Originally Posted by Abs.exe
Buying Seagate is like buying a Diabolotek power supply with quad 7970's.
You save money, it will somehow manage to work for a few moments but then it will die suddently.
More space on a Seagate hard drive just means more stuff lost. Don't get fooled.
I'll tell that to the three 80GB IDE Seagate Drives I have from 2004 that are still running...And the two brand new Seagate drives that are also working fine that I have....and the two dead WD 2.5" drives I also have. (500GB and 320GB WD Scorpio Blue)
Seriously though, it's luck of the drawer with any series...I'm sure you've heard of the Samsung Spinpoint F3 1TB? Extremely highly regarded drive, yet the one I had died, as did 2-3 (One dies for a few weeks then comes back for a couple months, has 3 times so far) other drives from Samsung that I owned...Don't see me going around telling people how bad Samsung HDDs are.
Originally Posted by Particle
They've had an unfortunate number of models show very high defect or failure rates. As far as I know the most recent models are fine, but the damage to the brand's image among power users active during that time frame has been done.
They had 1.5TB drives that were priced amazingly, however (iirc) the firmware was a bit buggy and caused a number of deaths, the next series (7200.12) wasn't anything but average at best and was competing against the Spinpoint F3 for a large amount of its life iirc which would be why it didn't get them anywhere.

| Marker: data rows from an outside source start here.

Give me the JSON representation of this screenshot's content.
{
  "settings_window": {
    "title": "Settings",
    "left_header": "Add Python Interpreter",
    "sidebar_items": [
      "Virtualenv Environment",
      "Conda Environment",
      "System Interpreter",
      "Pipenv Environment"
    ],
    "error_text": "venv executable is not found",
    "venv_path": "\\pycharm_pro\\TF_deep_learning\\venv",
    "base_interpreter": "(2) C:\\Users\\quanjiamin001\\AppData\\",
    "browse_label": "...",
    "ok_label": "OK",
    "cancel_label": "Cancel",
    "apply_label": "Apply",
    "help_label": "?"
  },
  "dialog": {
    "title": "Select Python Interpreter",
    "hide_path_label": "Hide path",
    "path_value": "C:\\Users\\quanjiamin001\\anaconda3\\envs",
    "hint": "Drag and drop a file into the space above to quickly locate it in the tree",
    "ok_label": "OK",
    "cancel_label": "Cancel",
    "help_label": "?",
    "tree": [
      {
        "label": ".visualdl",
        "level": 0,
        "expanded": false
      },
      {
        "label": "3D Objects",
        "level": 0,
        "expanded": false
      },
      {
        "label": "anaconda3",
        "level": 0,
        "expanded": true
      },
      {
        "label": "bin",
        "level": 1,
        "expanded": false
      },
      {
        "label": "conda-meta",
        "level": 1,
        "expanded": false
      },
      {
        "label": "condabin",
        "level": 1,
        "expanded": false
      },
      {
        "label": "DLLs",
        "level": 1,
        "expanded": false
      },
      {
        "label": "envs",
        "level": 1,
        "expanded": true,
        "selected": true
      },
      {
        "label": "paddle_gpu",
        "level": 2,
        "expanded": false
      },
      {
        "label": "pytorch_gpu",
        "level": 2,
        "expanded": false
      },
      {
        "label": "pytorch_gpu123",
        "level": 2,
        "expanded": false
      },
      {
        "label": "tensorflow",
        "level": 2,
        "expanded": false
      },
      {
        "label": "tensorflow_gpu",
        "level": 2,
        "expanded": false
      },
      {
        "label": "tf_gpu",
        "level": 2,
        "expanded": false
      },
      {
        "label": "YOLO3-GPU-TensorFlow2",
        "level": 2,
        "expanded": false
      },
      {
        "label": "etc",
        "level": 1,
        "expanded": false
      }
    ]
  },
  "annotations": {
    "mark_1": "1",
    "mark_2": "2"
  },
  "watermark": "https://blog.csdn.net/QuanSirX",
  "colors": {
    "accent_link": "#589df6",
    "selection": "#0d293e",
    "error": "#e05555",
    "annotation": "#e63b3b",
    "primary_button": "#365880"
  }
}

Older Seagates were some of the best drives of their time(s) and the newer models are perfectly fine, I'd even say I'd rather go for a new Seagate over a WD unless I was primarily concerned with warranty and really, 2 years is fine for me considering the price difference. ($142 for a 3TB Seagate here, I paid $139 at the start of this year. Green is $142 and noticeably slower due to its spindle speed while the black is $239.)Edited by Brutuz - 9/9/13 at 1:19pm